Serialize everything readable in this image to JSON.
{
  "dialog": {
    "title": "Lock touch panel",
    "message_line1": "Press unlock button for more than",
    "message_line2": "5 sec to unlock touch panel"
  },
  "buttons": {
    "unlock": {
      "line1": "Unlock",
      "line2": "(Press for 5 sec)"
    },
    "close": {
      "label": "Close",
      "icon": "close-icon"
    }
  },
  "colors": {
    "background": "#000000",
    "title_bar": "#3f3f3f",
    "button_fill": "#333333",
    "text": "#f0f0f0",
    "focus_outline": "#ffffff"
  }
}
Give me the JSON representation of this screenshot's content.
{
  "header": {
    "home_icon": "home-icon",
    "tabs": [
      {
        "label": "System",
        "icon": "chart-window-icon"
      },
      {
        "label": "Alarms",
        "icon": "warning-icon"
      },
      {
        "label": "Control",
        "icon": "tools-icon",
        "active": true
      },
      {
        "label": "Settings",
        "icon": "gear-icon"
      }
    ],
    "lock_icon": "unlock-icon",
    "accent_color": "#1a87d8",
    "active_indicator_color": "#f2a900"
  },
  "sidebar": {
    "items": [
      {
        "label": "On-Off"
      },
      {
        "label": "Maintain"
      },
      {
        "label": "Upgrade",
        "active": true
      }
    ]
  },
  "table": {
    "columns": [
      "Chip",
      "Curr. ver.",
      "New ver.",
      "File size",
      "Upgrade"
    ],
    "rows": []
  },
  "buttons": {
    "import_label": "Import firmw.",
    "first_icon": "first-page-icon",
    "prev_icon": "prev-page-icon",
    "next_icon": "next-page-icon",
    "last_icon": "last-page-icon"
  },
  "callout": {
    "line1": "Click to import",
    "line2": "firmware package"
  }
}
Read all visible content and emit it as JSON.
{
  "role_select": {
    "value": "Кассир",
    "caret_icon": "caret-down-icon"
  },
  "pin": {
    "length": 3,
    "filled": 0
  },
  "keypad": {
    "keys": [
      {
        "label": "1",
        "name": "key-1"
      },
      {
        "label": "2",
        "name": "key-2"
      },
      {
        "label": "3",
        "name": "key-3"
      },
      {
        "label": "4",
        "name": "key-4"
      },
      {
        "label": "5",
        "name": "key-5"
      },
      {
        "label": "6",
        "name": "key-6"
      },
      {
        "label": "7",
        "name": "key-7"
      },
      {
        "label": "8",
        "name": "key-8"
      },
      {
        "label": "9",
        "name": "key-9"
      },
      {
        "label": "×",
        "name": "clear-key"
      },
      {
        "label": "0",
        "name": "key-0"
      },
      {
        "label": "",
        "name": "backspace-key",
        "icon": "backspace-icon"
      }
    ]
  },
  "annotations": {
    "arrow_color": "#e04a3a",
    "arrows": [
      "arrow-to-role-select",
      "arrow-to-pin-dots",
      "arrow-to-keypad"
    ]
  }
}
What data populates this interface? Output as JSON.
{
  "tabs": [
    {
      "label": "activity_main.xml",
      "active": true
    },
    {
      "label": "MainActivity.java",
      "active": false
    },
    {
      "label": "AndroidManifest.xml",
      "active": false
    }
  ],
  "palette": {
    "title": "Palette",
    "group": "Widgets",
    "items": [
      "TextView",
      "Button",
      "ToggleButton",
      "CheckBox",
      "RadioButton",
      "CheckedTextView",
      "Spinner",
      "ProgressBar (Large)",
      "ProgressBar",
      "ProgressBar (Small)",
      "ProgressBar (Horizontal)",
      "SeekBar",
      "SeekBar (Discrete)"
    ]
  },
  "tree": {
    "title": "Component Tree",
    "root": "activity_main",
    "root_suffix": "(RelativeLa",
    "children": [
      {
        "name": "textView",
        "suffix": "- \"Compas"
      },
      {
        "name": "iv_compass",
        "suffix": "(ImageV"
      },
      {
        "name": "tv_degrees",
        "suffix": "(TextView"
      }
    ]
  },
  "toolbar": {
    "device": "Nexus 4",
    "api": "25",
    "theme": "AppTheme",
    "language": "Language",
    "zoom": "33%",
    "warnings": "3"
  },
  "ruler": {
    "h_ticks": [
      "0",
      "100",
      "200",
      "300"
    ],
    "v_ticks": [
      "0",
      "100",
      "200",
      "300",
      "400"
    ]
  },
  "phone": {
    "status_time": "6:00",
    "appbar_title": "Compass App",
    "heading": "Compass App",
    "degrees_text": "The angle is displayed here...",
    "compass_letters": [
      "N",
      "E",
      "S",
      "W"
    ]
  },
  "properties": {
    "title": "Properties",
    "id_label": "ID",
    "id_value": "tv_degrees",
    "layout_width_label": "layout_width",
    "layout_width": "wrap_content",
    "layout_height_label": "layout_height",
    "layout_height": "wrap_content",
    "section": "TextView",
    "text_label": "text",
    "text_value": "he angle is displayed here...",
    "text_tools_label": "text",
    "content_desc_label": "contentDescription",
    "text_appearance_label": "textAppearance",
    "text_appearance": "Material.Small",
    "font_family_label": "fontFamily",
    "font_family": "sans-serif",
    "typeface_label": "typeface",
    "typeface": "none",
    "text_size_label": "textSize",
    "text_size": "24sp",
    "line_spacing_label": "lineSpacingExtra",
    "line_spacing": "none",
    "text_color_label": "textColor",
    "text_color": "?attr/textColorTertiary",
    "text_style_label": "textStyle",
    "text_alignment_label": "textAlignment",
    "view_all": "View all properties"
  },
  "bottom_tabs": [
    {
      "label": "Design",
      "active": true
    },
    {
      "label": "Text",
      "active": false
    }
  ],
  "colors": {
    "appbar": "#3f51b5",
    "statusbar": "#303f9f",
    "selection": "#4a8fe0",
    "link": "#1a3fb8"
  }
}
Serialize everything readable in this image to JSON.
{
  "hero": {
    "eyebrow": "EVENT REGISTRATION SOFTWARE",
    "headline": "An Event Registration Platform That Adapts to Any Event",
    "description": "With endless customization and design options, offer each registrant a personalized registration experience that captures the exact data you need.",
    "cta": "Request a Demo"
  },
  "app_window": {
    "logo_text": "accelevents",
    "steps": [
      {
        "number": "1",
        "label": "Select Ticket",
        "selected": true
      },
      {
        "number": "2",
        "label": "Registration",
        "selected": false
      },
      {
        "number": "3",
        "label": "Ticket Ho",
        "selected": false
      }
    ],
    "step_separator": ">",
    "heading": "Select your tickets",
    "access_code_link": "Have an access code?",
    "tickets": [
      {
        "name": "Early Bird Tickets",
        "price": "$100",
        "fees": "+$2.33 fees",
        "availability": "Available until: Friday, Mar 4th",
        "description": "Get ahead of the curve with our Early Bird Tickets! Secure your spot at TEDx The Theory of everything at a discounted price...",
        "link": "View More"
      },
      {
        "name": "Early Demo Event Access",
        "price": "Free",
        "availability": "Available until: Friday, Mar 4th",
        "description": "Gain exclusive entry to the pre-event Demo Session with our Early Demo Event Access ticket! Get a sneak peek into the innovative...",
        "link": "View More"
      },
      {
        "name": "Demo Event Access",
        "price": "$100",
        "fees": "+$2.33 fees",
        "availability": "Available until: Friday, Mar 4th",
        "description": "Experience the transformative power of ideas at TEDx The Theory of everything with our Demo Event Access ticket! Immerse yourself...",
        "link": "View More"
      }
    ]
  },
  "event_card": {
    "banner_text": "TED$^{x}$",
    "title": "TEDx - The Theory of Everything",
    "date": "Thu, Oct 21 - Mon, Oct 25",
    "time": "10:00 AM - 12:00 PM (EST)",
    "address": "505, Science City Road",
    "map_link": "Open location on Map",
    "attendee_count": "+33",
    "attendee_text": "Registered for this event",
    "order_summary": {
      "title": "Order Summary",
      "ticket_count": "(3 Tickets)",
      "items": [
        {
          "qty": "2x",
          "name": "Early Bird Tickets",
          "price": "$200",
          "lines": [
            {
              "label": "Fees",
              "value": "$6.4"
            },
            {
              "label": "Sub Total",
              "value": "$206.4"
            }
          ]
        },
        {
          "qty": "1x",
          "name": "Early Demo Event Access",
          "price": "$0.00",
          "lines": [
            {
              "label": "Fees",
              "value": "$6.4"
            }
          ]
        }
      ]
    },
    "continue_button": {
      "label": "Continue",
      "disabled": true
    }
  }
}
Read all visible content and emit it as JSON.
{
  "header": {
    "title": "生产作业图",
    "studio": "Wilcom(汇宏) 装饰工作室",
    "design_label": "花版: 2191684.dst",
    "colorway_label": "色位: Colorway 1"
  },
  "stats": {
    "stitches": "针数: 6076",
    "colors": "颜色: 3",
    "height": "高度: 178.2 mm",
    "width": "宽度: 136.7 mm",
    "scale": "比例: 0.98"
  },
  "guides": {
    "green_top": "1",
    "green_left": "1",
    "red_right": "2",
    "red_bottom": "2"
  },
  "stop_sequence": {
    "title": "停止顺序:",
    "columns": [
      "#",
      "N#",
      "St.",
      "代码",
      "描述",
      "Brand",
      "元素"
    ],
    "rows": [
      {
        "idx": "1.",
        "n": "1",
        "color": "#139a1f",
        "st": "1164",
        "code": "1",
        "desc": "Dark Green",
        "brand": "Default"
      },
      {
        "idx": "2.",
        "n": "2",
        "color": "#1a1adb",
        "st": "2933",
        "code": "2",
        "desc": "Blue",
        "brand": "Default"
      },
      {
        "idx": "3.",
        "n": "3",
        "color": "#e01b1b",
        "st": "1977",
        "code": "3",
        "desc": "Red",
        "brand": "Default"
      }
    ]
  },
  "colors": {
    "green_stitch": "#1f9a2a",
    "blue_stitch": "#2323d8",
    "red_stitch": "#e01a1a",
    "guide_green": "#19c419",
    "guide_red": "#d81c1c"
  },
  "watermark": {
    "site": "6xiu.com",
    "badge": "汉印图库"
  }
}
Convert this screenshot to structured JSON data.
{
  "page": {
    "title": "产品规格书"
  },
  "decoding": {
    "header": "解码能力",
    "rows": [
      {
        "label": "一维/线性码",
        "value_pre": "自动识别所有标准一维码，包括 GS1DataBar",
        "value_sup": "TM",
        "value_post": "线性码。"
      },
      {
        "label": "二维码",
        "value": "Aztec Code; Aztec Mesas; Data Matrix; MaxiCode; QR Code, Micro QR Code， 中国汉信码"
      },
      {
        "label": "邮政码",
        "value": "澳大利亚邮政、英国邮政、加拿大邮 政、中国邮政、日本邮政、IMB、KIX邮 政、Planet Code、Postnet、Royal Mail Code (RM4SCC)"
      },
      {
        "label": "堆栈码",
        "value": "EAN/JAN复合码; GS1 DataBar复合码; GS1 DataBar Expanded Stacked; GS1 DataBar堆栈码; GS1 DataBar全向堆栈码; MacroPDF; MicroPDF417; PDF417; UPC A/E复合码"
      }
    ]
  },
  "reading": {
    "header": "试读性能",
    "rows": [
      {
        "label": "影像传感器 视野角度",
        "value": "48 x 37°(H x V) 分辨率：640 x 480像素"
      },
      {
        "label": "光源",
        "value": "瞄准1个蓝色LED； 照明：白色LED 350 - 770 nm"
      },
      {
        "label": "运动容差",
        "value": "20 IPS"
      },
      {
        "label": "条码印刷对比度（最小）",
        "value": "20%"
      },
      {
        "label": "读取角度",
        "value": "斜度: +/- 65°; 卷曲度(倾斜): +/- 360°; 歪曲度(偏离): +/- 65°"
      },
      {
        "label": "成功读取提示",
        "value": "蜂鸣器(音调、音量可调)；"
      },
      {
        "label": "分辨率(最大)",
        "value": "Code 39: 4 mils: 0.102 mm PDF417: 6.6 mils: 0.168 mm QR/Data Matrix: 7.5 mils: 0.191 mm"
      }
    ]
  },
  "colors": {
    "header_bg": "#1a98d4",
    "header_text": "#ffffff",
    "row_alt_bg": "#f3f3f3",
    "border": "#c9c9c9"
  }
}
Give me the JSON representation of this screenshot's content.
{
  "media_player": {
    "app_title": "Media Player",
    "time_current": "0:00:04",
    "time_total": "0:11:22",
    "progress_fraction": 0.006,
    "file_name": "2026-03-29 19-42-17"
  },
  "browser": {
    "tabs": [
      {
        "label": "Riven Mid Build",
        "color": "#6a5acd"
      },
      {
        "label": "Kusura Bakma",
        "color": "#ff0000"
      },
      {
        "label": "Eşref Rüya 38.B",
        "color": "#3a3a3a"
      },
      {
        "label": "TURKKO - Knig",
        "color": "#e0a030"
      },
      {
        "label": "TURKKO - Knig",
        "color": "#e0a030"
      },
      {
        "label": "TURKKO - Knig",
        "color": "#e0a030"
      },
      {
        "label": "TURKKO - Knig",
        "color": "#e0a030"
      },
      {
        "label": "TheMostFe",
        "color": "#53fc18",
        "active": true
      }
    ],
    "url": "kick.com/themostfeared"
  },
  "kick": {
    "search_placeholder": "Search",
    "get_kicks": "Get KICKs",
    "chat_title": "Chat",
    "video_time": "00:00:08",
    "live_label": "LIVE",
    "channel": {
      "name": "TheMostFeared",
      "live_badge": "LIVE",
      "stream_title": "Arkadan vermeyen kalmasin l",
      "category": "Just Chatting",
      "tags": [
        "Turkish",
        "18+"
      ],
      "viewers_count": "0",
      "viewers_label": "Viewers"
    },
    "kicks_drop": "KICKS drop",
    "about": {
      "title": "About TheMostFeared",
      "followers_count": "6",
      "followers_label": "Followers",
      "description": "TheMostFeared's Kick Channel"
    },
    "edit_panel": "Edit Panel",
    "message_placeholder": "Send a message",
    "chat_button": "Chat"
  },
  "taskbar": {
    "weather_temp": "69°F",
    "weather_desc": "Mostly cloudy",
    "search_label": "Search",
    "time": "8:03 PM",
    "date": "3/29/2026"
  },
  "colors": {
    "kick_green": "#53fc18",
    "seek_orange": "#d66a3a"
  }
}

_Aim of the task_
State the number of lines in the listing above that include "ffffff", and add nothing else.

_Task result_
2